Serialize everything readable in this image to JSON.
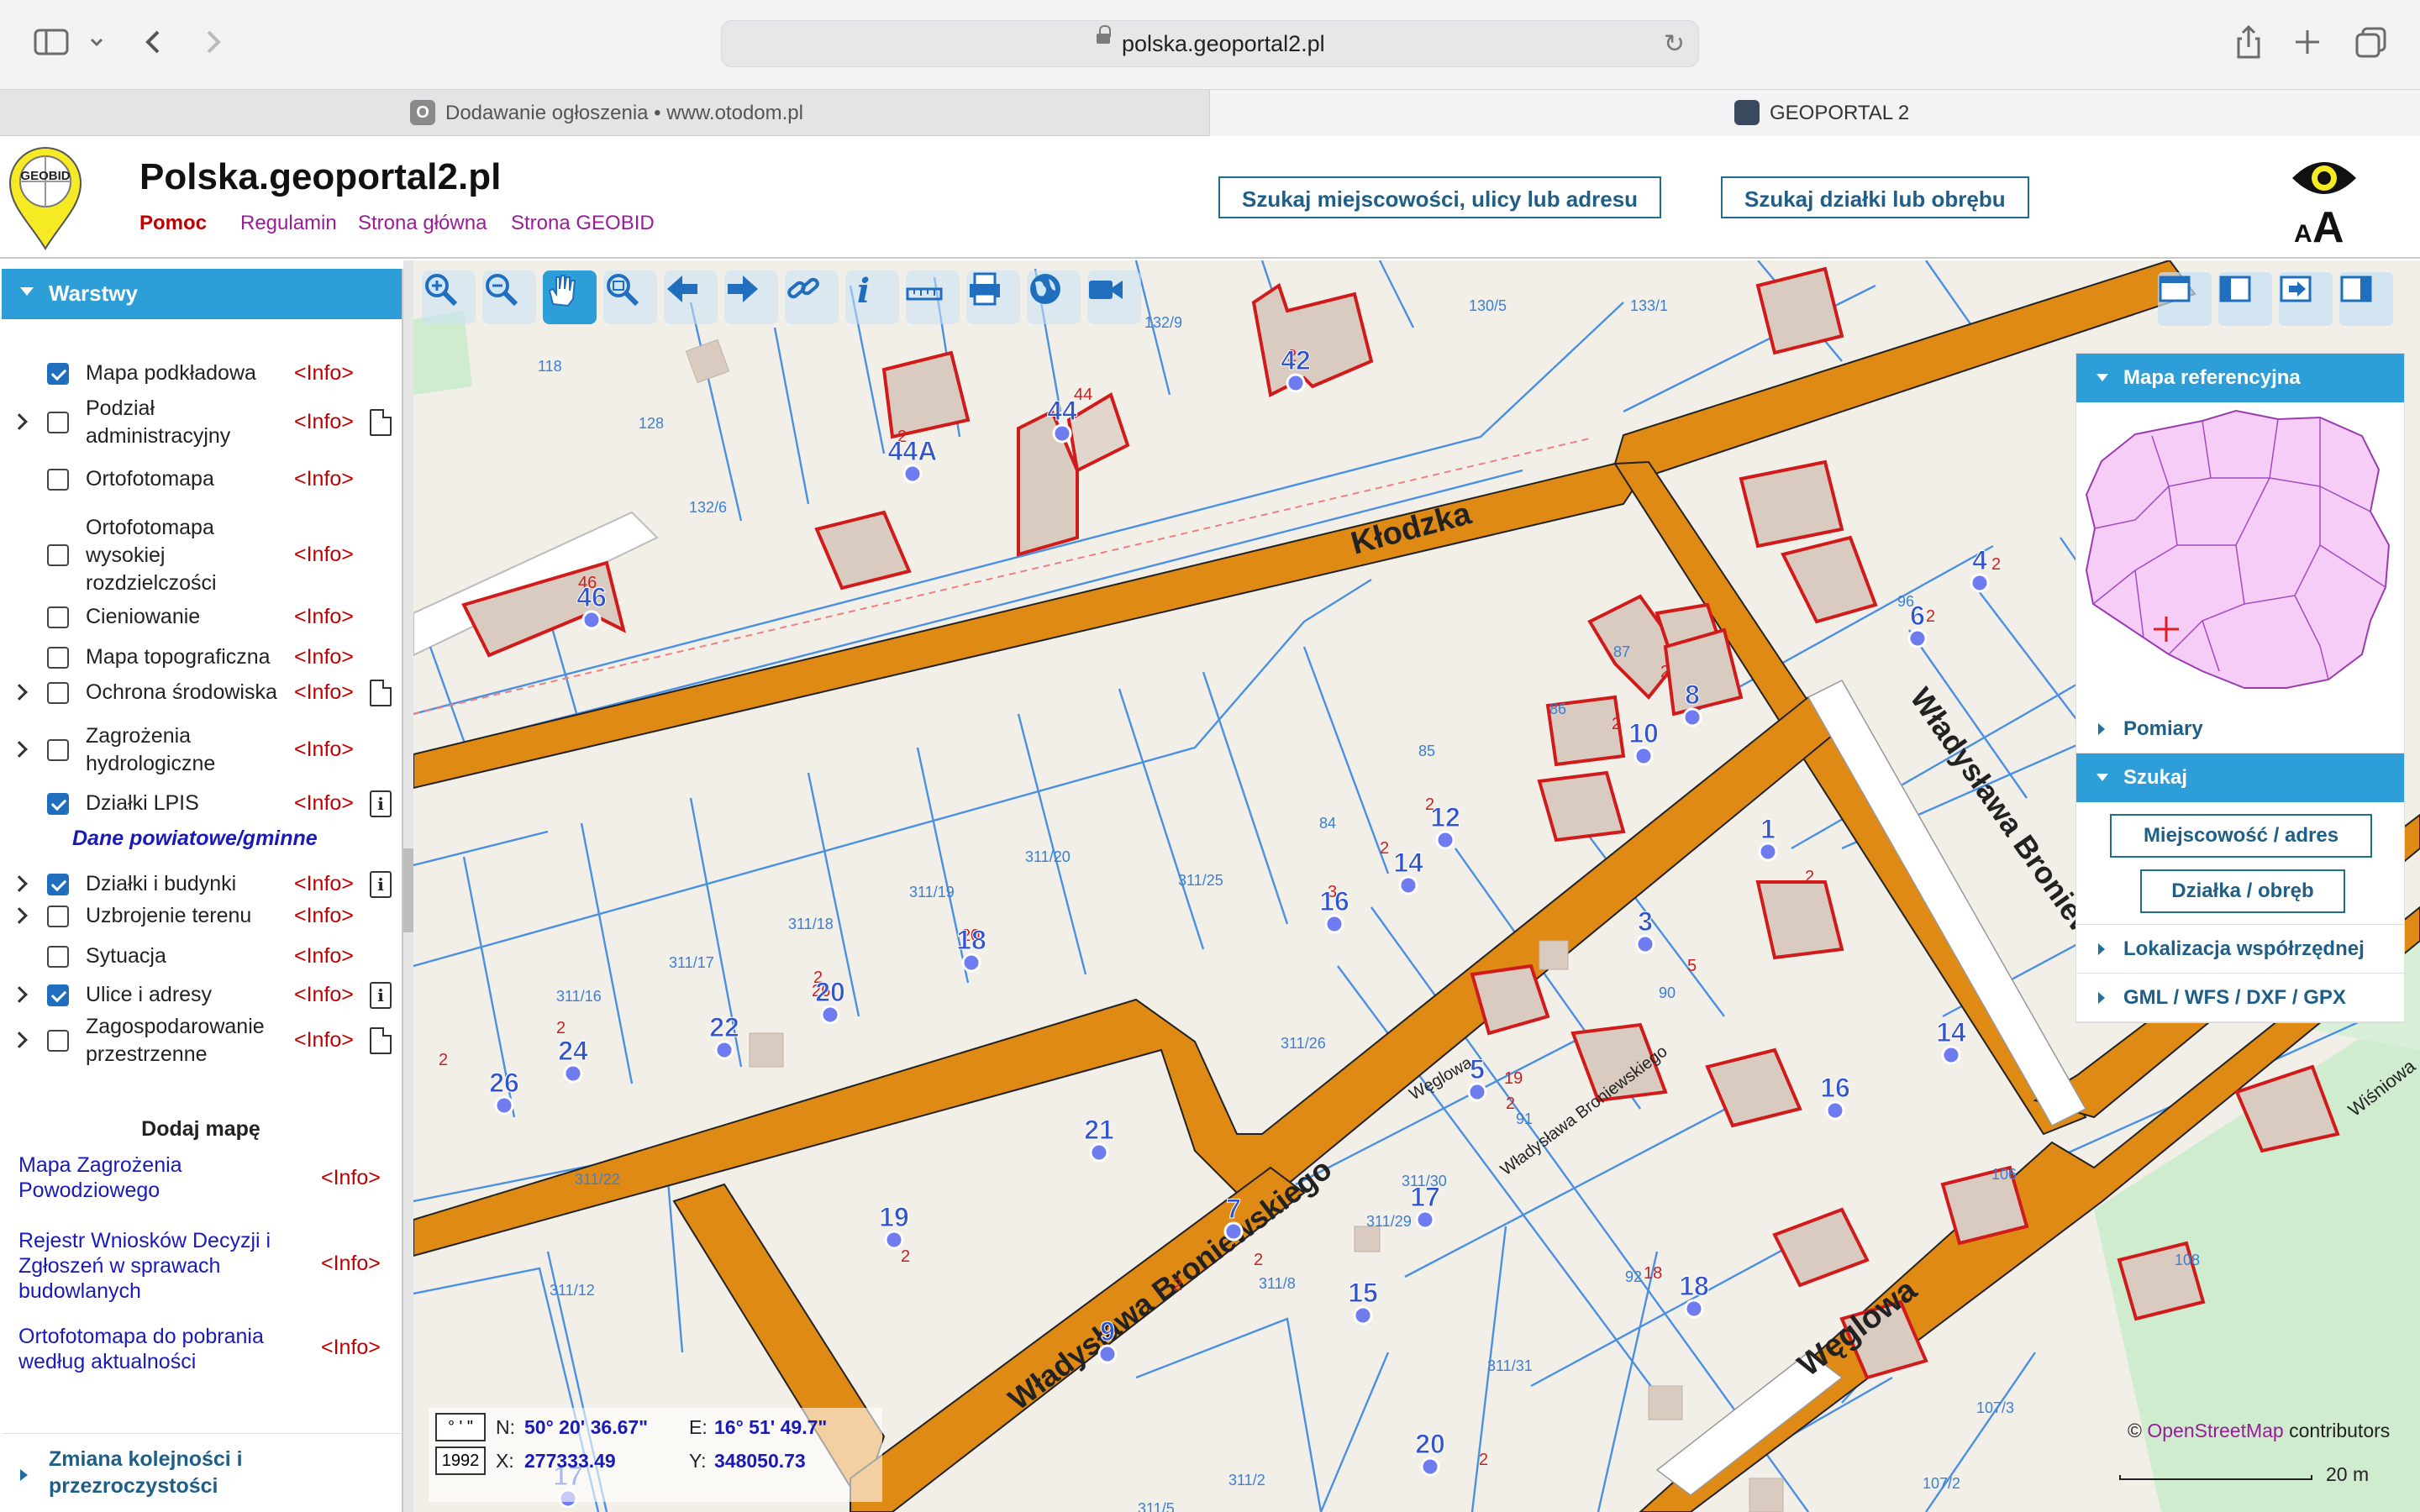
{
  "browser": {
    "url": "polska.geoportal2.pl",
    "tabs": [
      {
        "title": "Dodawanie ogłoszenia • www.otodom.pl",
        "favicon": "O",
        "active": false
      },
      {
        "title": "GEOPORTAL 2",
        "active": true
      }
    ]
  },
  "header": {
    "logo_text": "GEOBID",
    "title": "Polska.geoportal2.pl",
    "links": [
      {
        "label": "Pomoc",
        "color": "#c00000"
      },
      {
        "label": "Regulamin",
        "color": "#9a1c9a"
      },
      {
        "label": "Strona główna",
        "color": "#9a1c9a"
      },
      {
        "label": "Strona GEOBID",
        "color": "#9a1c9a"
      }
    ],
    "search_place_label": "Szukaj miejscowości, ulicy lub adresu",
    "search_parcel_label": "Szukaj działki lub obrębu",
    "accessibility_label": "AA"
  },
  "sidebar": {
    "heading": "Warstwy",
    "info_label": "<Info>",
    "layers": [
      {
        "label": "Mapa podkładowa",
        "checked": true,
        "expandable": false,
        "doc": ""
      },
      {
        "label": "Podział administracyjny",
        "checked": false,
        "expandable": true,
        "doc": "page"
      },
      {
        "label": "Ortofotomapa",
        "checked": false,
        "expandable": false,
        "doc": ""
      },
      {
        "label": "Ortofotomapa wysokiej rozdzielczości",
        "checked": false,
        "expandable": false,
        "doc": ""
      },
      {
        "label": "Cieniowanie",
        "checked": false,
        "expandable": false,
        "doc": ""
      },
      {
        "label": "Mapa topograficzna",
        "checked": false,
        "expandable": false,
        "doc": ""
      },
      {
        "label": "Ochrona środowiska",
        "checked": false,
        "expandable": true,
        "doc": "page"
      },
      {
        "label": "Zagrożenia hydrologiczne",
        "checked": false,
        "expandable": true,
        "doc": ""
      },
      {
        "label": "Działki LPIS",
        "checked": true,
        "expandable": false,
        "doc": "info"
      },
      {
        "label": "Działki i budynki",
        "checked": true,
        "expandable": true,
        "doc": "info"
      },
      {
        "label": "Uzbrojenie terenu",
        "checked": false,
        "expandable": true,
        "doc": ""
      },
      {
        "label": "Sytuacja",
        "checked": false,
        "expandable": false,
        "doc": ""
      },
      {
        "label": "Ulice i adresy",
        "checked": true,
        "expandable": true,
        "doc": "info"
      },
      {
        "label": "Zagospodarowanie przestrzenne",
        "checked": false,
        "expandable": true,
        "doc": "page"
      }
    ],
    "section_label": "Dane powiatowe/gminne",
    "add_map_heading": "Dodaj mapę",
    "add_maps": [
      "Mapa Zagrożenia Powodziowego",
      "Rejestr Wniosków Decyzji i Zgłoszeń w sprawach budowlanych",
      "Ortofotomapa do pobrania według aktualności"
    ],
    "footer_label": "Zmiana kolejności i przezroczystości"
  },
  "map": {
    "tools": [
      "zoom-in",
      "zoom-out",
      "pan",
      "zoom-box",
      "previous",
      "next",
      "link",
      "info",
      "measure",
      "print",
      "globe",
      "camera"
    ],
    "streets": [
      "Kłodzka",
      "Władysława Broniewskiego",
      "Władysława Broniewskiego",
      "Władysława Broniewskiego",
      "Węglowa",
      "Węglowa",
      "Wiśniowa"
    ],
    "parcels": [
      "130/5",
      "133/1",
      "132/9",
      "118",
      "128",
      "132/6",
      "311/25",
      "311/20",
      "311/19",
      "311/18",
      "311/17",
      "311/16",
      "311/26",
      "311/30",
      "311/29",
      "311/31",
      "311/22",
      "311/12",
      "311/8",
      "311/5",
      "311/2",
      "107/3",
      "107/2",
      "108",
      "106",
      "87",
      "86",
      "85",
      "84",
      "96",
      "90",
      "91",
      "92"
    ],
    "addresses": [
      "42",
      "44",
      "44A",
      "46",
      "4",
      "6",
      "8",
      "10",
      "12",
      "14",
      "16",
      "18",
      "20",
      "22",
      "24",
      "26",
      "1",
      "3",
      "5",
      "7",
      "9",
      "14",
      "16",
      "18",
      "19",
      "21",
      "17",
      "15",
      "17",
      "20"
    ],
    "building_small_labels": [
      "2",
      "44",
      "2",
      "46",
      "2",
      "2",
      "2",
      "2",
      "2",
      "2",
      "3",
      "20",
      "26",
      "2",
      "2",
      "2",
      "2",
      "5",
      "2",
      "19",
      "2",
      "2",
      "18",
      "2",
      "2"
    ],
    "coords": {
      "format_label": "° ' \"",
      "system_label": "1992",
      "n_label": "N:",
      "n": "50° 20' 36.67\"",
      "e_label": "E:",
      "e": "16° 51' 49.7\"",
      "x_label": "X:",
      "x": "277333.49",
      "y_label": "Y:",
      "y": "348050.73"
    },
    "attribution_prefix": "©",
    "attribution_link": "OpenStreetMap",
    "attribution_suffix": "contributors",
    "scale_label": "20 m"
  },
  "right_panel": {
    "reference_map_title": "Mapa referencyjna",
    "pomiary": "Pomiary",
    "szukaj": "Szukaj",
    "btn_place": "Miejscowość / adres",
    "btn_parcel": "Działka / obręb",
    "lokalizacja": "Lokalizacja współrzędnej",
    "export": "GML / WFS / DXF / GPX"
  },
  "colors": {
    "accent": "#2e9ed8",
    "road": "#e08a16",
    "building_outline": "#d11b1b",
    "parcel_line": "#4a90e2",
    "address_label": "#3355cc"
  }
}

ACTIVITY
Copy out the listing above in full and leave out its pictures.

RESPONSE BOX
Serialize everything readable in this image to JSON.
{
  "browser": {
    "url": "polska.geoportal2.pl",
    "tabs": [
      {
        "title": "Dodawanie ogłoszenia • www.otodom.pl",
        "favicon": "O",
        "active": false
      },
      {
        "title": "GEOPORTAL 2",
        "active": true
      }
    ]
  },
  "header": {
    "logo_text": "GEOBID",
    "title": "Polska.geoportal2.pl",
    "links": [
      {
        "label": "Pomoc",
        "color": "#c00000"
      },
      {
        "label": "Regulamin",
        "color": "#9a1c9a"
      },
      {
        "label": "Strona główna",
        "color": "#9a1c9a"
      },
      {
        "label": "Strona GEOBID",
        "color": "#9a1c9a"
      }
    ],
    "search_place_label": "Szukaj miejscowości, ulicy lub adresu",
    "search_parcel_label": "Szukaj działki lub obrębu",
    "accessibility_label": "AA"
  },
  "sidebar": {
    "heading": "Warstwy",
    "info_label": "<Info>",
    "layers": [
      {
        "label": "Mapa podkładowa",
        "checked": true,
        "expandable": false,
        "doc": ""
      },
      {
        "label": "Podział administracyjny",
        "checked": false,
        "expandable": true,
        "doc": "page"
      },
      {
        "label": "Ortofotomapa",
        "checked": false,
        "expandable": false,
        "doc": ""
      },
      {
        "label": "Ortofotomapa wysokiej rozdzielczości",
        "checked": false,
        "expandable": false,
        "doc": ""
      },
      {
        "label": "Cieniowanie",
        "checked": false,
        "expandable": false,
        "doc": ""
      },
      {
        "label": "Mapa topograficzna",
        "checked": false,
        "expandable": false,
        "doc": ""
      },
      {
        "label": "Ochrona środowiska",
        "checked": false,
        "expandable": true,
        "doc": "page"
      },
      {
        "label": "Zagrożenia hydrologiczne",
        "checked": false,
        "expandable": true,
        "doc": ""
      },
      {
        "label": "Działki LPIS",
        "checked": true,
        "expandable": false,
        "doc": "info"
      },
      {
        "label": "Działki i budynki",
        "checked": true,
        "expandable": true,
        "doc": "info"
      },
      {
        "label": "Uzbrojenie terenu",
        "checked": false,
        "expandable": true,
        "doc": ""
      },
      {
        "label": "Sytuacja",
        "checked": false,
        "expandable": false,
        "doc": ""
      },
      {
        "label": "Ulice i adresy",
        "checked": true,
        "expandable": true,
        "doc": "info"
      },
      {
        "label": "Zagospodarowanie przestrzenne",
        "checked": false,
        "expandable": true,
        "doc": "page"
      }
    ],
    "section_label": "Dane powiatowe/gminne",
    "add_map_heading": "Dodaj mapę",
    "add_maps": [
      "Mapa Zagrożenia Powodziowego",
      "Rejestr Wniosków Decyzji i Zgłoszeń w sprawach budowlanych",
      "Ortofotomapa do pobrania według aktualności"
    ],
    "footer_label": "Zmiana kolejności i przezroczystości"
  },
  "map": {
    "tools": [
      "zoom-in",
      "zoom-out",
      "pan",
      "zoom-box",
      "previous",
      "next",
      "link",
      "info",
      "measure",
      "print",
      "globe",
      "camera"
    ],
    "streets": [
      "Kłodzka",
      "Władysława Broniewskiego",
      "Władysława Broniewskiego",
      "Władysława Broniewskiego",
      "Węglowa",
      "Węglowa",
      "Wiśniowa"
    ],
    "parcels": [
      "130/5",
      "133/1",
      "132/9",
      "118",
      "128",
      "132/6",
      "311/25",
      "311/20",
      "311/19",
      "311/18",
      "311/17",
      "311/16",
      "311/26",
      "311/30",
      "311/29",
      "311/31",
      "311/22",
      "311/12",
      "311/8",
      "311/5",
      "311/2",
      "107/3",
      "107/2",
      "108",
      "106",
      "87",
      "86",
      "85",
      "84",
      "96",
      "90",
      "91",
      "92"
    ],
    "addresses": [
      "42",
      "44",
      "44A",
      "46",
      "4",
      "6",
      "8",
      "10",
      "12",
      "14",
      "16",
      "18",
      "20",
      "22",
      "24",
      "26",
      "1",
      "3",
      "5",
      "7",
      "9",
      "14",
      "16",
      "18",
      "19",
      "21",
      "17",
      "15",
      "17",
      "20"
    ],
    "building_small_labels": [
      "2",
      "44",
      "2",
      "46",
      "2",
      "2",
      "2",
      "2",
      "2",
      "2",
      "3",
      "20",
      "26",
      "2",
      "2",
      "2",
      "2",
      "5",
      "2",
      "19",
      "2",
      "2",
      "18",
      "2",
      "2"
    ],
    "coords": {
      "format_label": "° ' \"",
      "system_label": "1992",
      "n_label": "N:",
      "n": "50° 20' 36.67\"",
      "e_label": "E:",
      "e": "16° 51' 49.7\"",
      "x_label": "X:",
      "x": "277333.49",
      "y_label": "Y:",
      "y": "348050.73"
    },
    "attribution_prefix": "©",
    "attribution_link": "OpenStreetMap",
    "attribution_suffix": "contributors",
    "scale_label": "20 m"
  },
  "right_panel": {
    "reference_map_title": "Mapa referencyjna",
    "pomiary": "Pomiary",
    "szukaj": "Szukaj",
    "btn_place": "Miejscowość / adres",
    "btn_parcel": "Działka / obręb",
    "lokalizacja": "Lokalizacja współrzędnej",
    "export": "GML / WFS / DXF / GPX"
  },
  "colors": {
    "accent": "#2e9ed8",
    "road": "#e08a16",
    "building_outline": "#d11b1b",
    "parcel_line": "#4a90e2",
    "address_label": "#3355cc"
  }
}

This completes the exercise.